After Donald Trump’s surprise presidential victory, many rural white voters felt that their voices were finally heard. Now, urban protesters are raising theirs.
On Wednesday night, shouts of “Not my president” rang through many major US cities. The demonstrations drew tens of thousands of protesters, many of whom fear the president-elect’s campaign rhetoric could translate into deportation and violence toward immigrants, Muslims, and other marginalized groups.
“I’m just really terrified about what is happening in this country,” Adriana Rizzo told Reuters in Chicago, while holding a sign that read: “Enjoy your rights while you can.”
Many of the demonstrations, while heated, ended without violence or incident. In New York, about 1,000 gathered in midtown Manhattan and made their way toward Trump Tower on Fifth Avenue, and in Boston, some 4,000 marched from Boston Common to the Massachusetts Statehouse.

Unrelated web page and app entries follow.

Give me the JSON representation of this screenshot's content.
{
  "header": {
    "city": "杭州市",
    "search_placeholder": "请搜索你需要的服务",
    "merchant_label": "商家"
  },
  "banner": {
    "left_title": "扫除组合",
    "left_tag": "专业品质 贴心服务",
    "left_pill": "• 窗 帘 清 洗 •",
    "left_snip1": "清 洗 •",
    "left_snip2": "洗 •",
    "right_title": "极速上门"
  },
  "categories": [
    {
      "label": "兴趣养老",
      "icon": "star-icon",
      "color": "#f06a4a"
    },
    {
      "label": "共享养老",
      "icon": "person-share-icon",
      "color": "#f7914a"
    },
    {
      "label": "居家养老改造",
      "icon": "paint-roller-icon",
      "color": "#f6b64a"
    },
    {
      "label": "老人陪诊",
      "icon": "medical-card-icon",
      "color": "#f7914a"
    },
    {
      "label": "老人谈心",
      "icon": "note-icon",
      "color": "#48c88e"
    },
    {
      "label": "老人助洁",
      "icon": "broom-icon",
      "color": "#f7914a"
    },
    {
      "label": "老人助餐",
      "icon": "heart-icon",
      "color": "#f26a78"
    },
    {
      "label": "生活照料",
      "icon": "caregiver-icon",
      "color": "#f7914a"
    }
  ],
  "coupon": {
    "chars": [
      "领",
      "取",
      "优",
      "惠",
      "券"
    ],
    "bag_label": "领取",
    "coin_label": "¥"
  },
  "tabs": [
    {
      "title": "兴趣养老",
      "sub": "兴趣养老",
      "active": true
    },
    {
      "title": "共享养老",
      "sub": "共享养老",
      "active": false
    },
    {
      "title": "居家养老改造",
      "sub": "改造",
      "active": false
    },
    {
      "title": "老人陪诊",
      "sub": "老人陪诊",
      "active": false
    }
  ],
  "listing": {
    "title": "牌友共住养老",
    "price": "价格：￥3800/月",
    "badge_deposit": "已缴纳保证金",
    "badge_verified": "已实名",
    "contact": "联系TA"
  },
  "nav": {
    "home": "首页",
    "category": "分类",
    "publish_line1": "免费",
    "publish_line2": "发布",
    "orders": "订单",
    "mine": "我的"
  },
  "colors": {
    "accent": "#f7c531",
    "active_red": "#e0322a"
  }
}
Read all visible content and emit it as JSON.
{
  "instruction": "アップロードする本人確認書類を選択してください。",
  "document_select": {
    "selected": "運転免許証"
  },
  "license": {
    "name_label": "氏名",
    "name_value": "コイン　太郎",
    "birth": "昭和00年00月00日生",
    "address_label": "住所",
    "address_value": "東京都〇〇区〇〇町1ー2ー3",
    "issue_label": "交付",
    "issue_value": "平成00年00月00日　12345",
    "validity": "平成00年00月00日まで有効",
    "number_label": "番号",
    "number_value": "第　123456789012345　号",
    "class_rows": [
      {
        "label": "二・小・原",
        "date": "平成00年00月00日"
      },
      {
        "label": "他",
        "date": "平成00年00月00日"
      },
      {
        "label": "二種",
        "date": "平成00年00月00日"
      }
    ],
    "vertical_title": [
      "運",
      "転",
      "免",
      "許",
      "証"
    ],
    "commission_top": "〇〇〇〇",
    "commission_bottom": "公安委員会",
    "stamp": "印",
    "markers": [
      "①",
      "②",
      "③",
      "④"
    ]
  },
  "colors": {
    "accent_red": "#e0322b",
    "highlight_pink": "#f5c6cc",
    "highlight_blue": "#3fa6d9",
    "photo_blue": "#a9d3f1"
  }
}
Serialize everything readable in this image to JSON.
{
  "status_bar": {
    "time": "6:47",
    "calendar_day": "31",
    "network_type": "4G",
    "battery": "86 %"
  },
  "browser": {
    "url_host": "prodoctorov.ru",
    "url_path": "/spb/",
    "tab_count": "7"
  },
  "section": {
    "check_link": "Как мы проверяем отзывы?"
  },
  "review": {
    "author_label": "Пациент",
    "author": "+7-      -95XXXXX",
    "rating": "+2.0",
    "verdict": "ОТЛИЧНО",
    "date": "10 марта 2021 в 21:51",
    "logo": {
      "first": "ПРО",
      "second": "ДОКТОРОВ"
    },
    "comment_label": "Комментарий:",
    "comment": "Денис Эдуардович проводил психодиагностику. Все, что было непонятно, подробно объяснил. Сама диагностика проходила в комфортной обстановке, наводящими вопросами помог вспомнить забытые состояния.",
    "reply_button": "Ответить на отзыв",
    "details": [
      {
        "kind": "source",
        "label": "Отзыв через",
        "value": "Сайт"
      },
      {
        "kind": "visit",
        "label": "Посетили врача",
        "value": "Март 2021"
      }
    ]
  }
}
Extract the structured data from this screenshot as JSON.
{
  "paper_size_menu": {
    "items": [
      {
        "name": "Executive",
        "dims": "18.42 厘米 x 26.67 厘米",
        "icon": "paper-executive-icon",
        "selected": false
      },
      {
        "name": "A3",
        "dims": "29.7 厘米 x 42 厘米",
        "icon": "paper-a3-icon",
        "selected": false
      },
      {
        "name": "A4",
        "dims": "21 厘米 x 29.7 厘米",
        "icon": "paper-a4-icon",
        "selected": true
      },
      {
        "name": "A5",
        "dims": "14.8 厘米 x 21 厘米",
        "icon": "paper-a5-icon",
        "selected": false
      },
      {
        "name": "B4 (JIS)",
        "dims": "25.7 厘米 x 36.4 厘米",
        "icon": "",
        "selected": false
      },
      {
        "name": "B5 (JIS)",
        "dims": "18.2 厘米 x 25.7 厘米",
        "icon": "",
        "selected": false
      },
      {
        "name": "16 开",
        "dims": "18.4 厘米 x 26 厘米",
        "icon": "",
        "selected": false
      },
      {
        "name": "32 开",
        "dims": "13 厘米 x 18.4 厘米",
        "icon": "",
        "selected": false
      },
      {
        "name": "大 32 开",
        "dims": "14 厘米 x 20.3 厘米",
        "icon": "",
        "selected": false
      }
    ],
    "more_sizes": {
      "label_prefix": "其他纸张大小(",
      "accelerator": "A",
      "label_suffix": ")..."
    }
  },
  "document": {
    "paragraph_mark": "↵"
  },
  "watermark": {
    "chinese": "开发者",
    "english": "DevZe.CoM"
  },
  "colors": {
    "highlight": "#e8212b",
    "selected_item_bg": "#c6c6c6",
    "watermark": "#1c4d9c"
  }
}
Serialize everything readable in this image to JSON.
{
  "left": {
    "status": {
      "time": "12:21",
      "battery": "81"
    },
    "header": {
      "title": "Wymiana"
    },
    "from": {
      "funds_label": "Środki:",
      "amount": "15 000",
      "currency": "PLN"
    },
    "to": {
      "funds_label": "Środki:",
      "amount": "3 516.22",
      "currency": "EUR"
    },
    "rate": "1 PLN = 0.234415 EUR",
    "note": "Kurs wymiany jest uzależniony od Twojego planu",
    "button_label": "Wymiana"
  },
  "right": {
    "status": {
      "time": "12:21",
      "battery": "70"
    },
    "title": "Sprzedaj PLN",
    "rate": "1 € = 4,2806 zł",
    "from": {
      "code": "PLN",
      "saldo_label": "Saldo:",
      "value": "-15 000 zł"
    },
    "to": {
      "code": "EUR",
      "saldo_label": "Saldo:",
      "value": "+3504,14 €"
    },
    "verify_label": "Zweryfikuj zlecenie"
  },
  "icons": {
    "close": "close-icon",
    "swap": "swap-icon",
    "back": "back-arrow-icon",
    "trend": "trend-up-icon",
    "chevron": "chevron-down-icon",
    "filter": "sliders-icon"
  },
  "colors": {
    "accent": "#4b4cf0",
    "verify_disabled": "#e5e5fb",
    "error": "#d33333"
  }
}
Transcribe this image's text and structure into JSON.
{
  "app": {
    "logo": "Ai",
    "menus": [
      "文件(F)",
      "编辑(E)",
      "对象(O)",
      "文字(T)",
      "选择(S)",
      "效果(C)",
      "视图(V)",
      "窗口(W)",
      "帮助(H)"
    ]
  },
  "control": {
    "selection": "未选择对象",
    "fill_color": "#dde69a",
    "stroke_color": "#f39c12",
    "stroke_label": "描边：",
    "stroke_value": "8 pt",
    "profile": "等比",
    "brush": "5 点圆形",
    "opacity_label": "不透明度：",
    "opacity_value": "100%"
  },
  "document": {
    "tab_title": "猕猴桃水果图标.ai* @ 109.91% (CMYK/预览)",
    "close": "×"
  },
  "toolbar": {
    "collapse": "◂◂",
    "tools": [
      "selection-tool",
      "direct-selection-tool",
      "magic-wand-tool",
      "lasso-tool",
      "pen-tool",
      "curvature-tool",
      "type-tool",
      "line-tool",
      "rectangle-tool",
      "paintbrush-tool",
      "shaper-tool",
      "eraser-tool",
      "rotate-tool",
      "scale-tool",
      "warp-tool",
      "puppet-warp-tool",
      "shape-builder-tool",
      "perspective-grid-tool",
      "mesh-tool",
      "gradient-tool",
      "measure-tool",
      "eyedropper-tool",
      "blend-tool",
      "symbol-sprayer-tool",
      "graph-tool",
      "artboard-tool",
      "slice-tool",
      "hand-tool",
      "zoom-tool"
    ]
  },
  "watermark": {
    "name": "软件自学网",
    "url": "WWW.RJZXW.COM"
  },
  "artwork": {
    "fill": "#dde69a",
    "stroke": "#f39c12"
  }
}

In Los Angeles, police in riot gear sought to disperse protesters who had blocked traffic on the busy 101 freeway, leading to 13 arrests. An earlier rally in the city drew more than 5,000 people.
Demonstrators in many cities expressed concerns about the president-elect’s campaign platform. Many “Dreamers” – residents who were brought to the United States at a young age, by parents who entered illegally, and whose nickname comes from the DREAM Act – fear deportation under a Trump presidency.
An Oakland, California protest, which drew a crowd of about 6,000, ended after a clash between protesters and law enforcement. Police threw chemical irritants, according to a Reuters witness, while demonstrators allegedly flung fireworks and other objects.
Tuesday night’s election result was a surprise for many in the American elite. But an increasingly disgruntled class of rural, middle-class white Americans – largely responsible for Trump’s victory – say they are finally being heard.
“People asked why Trump was going to small places and having rallies. ‘To make yourself feel good?’ ” Al Cross, director of the Institute of Rural Journalism and Community Issues at the University of Kentucky, told The Christian Science Monitor on Wednesday. “No, he was exercising his organic turnout strategy, to generate enthusiasm and a feeling of purpose and being part of a movement among rural people. And it worked. Typically, the rural vote is a little bit less than urban. But that switched.”
In the wake of an unusually divisive election cycle, the path toward mutual understanding is still unclear. But some have already taken small steps to close that riff.
The Monitor’s Linda Feldmann reported:
For Brian Williams of Valparaiso, Ind., it was reaching out to a beloved cousin whose Facebook posts clearly put her on the opposite side of the political divide. For Larry Seaquist, a retired Navy captain and a candidate for Washington's state legislature, it meant a conscious decision to run a campaign focused on policy and not personalities. Though he ultimately he didn't win, the tone he set marks a different sort of victory.
The president will have a key role in setting the tone of progress, either by reaching out across party lines or refusing to do so. But much of the work will happen at a smaller scale, analysts say – through local leaders, communities, and individual action.
This report includes material from Reuters and the Associated Press.